If you’re willing to spend a bit more or drive a bit further, shopping either directly from a farmer or at a farmers’ market means that the produce you buy will be grown closer to home—it hasn’t traveled 1500 miles to reach your kitchen table. Therefore, it’s most likely fresher and with more nutrients. You can also ask the vendor when the produce was harvested, what kind of preservatives or pesticides have been used, and how it’s been stored. Even if it’s not the farmer themselves, they’ll have a good idea of these processes. They’ll be enthusiastic to answer any questions and share what they’re passionate about with you.
3. Grow your own produce at home.
The best thing you can possibly do to know exactly where your food comes from and how old it is, is grow it yourself in your own home. This is really to do if you have any yard-space at all. Build a planter with some two-by-fours or purchase a few pots and get that thumb turning green! But if you don’t have the time to tend a garden or the space for it, the Fable Refrigerator makes home-gardening a little easier. Our small startup company founded was by three college students that are passionate about healthier eating and a greener Earth. The Fable Refrigerator breaks down the barriers of traditional home-gardening—time, space, effort—by putting a self-sustaining, climate-controlled hydroponic farm inside of your fridge. Check out our product here.
Healthy eating shouldn’t be a privilege.
The hardest part of improving how your eating habits is knowing that the mass-marketed food industry has tricked you into believing that grocery store produce is full of nutrients when it’s in reality, sometimes over a year old.
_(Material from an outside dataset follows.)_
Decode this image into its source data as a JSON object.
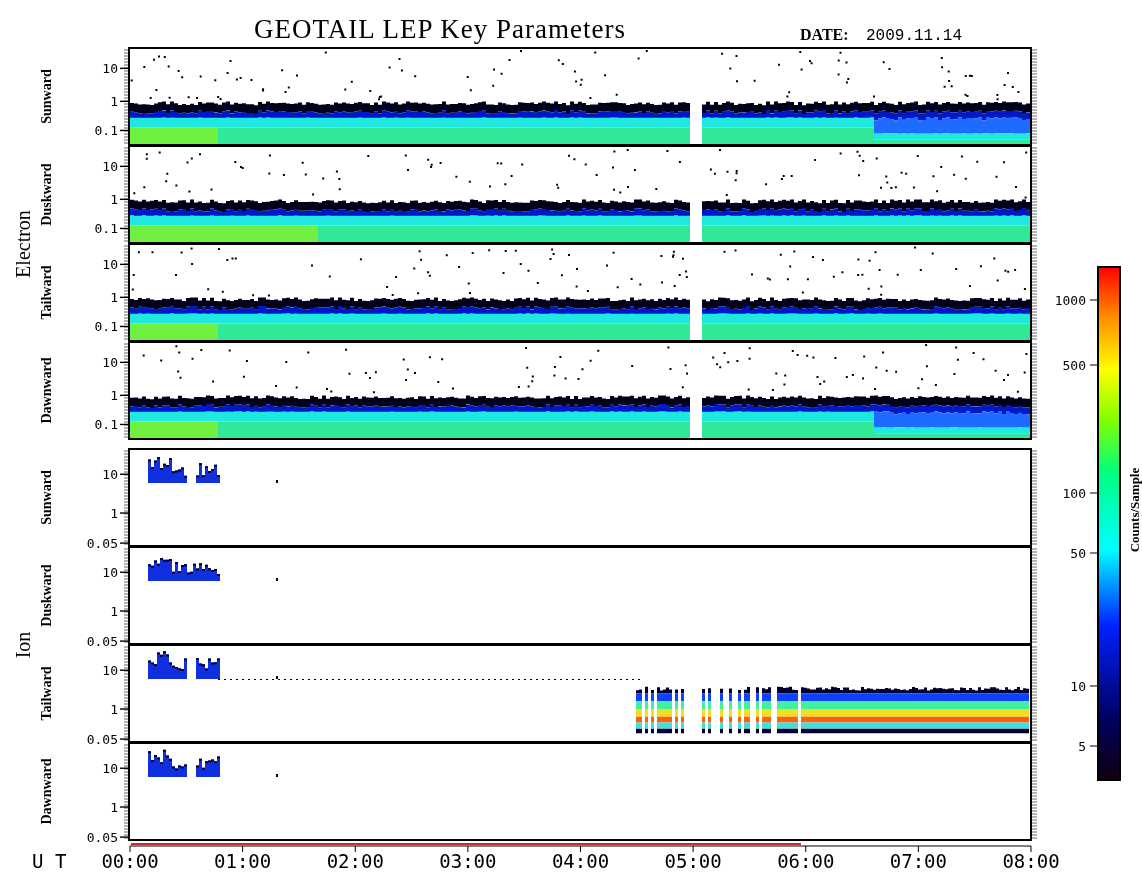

The second part is making the lifestyle change, like accepting that “an apple a day” will really only work for you three months of the year—or, maybe companies like Fable Appliances LLC will make that possible by continuing to innovate products like a farm in your fridge or even hydroponic greenhouses inside grocery stores.